A new fellowship has been announced by the  National Health and Medical Research Council (NHMRC) in recognition of the Australian Nobel Laureate Professor Elizabeth Blackburn.


Minister for Health and Ageing Nicola Roxon said the NHMRC Elizabeth Blackburn Fellowships will foster the career development of female scientists excelling in biomedical, clinical and public health research. She said Professor Blackburn’s international career, which includes the Nobel Prize for Medicine in 2009, inspired the NHMRC to recognise the next generation of Australian women in science.


The inaugural Elizabeth Blackburn Fellowships were awarded to:


  • Associate Professor Amanda Leach, principal research fellow and leader of the Ear Health Research Program within the Child Health Division at the Menzies School of Health Research in Darwin. She is committed to evidence-based and multidisciplinary research addressing the health problems of Aboriginal children living in remote communities. Her work, largely funded by the NHMRC, focuses on clinical trials for the prevention and treatment of otitis media (middle ear infection), including a number of antibiotic trials and a trial to compare two pneumococcal conjugate vaccines.
  • Associate Professor Christine Roberts, research director of Clinical and Population Perinatal Health Research at the University of Sydney’s Kolling Institute. Prior to her career in public health, she was a medical epidemiologist with clinical experience in obstetrics, paediatrics and neonatology. Her research focuses on utilising population health data to improve health, health service delivery, health policy and planning. She has published 135 papers in national and international journals, is a sought-after international speaker and an active member of research, government and professional organisations.
  • Professor Carola Vinuesa, professor of Immunology at the John Curtin School of Medical Research and head of the Pathogens and Immunity Department. After graduating as a medical doctor in Madrid, Professor Carola Vinuesa undertook clinical training in the UK and was awarded a PhD in 2000. As a Wellcome Trust Travelling Fellow at the Australian National University she discovered novel pathways important for antibody responses and autoimmune diseases.
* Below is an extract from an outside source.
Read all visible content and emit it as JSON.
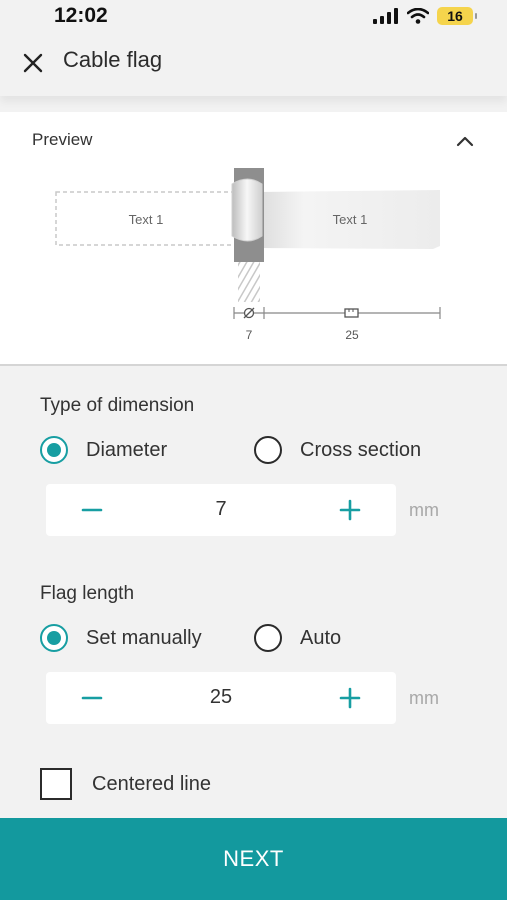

She was awarded a Viertel Fellowship (2007), the Biogen-Idec Prize (2007), the Science Minister’s Prize (2008) and the Gottschalk Medal (2009).